TEHRAN, Iran – Iran "never seeks war" with the United States, President Hassan Rouhani said as he sought to rein in soaring tensions between the two archfoes.
"Iran has no interest to increase tension in the region and it never seeks war with any country, including [the] US," the president said, quoted by state news agency IRNA on Wednesday, June 26.
Rouhani was speaking by phone to his French counterpart Emmanuel Macron, as Tehran and Washington engaged in an escalating war of words following Iran's shooting down of a US drone last week.
"We have always been committed to regional peace and stability and will make efforts in this respect," the Iranian president told Macron.
US President Donald Trump said he pulled back from retaliatory strikes on Iran at the last minute, rejecting Tehran's claim that the aircraft was in its airspace.
General Hossein Salami, commander of Iran's Revolutionary Guards, mocked the latest sanctions as an "irrational" reaction to the loss of the sophisticated drone.
The new measures are the latest against Tehran since Trump pulled out of a landmark nuclear accord between Iran and world powers.
Khamenei said Wednesday that the Islamic republic remains unbowed by pressure exerted by the United States and its "insults."
"The Iranian nation seeks dignity, independence and progress; that's why pressures by cruel enemies do not affect Iranians," Khamenei said in a speech to a crowd in Tehran.
"The graceful Iranian nation has been accused and insulted by the world's most vicious regime, the US," he said, quoted by his office.
"The Iranian nation won't give up over such insults," said Khamenei.
Rouhani blamed the United States for regional tensions and said if Washington had stuck to the deal "we would have witnessed positive developments in the region."
Iran announced in May it would suspend two of its pledges under the 2015 deal, giving the agreement's remaining supporters two months to help it circumvent US sanctions.
On Tuesday, June 25, Tehran's top security official, Ali Shamkhani, said Iran would "forcefully" reduce further commitments from July 7.
Tehran's compliance had been based on European promises to support Iran's economy – which have failed to bear fruit – Rouhani told Macron.
Iran previously announced it would stop observing restrictions on its stocks of enriched uranium and heavy water agreed under the deal.
Tehran accuses Washington of waging economic warfare through its crippling sanctions regime, which on Monday, June 24, saw Khamenei blacklisted.
The Trump administration says it is open to talks with Tehran, an offer flatly rejected by Rouhani after the US said it would also sanction his top diplomat.
"At the same time as you call for negotiations you seek to sanction the foreign minister?
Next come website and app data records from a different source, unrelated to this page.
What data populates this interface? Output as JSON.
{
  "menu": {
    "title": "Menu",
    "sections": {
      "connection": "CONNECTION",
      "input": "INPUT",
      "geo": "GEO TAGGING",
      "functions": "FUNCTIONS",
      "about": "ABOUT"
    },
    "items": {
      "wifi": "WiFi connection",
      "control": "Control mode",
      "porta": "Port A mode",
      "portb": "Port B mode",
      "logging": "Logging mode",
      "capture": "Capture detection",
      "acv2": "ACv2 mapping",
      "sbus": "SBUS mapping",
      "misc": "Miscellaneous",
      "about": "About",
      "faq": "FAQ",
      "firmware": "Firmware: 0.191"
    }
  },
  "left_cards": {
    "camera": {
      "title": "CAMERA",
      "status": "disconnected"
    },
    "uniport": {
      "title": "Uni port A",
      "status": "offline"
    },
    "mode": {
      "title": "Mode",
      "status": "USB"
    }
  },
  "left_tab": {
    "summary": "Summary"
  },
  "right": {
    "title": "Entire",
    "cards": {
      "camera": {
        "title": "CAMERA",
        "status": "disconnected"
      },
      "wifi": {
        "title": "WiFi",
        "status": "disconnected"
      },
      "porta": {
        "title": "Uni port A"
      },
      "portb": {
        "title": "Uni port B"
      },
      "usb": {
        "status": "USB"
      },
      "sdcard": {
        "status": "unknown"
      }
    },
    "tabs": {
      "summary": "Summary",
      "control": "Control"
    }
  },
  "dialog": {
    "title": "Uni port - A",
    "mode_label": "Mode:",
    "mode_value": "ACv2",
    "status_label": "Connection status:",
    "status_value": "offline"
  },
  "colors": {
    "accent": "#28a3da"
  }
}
It's obvious that you're lying," Rouhani said Tuesday, raising fears of conflict despite both sides saying they are not looking for war.
Washington's national security advisor, John Bolton, on Tuesday accused Iran of being behind "a long series of unprovoked and unjustifiable attacks."
The US has blamed Tehran for attacks earlier this month on tankers close to the strategic Strait of Hormuz, through which most Gulf oil exports pass.
Iran has vehemently denied involvement, despite it previously threatening to close the vital waterway.
Trump said Tuesday he is not seeking conflict, while warning Iran against hitting US interests.
"Any attack by Iran on anything American will be met with great and overwhelming force. In some areas, overwhelming will mean obliteration," he tweeted.
Iran and the US broke off diplomatic relations in 1980 over the hostage crisis at the US embassy in Tehran following Iran's Islamic revolution.
Trump's comments came after a flurry of diplomatic activity, which saw the UN Security Council issue a unanimous call Monday for dialogue to address the bilateral standoff.
With no sign of calm on Tuesday, China urged "calm and restraint." – Rappler.com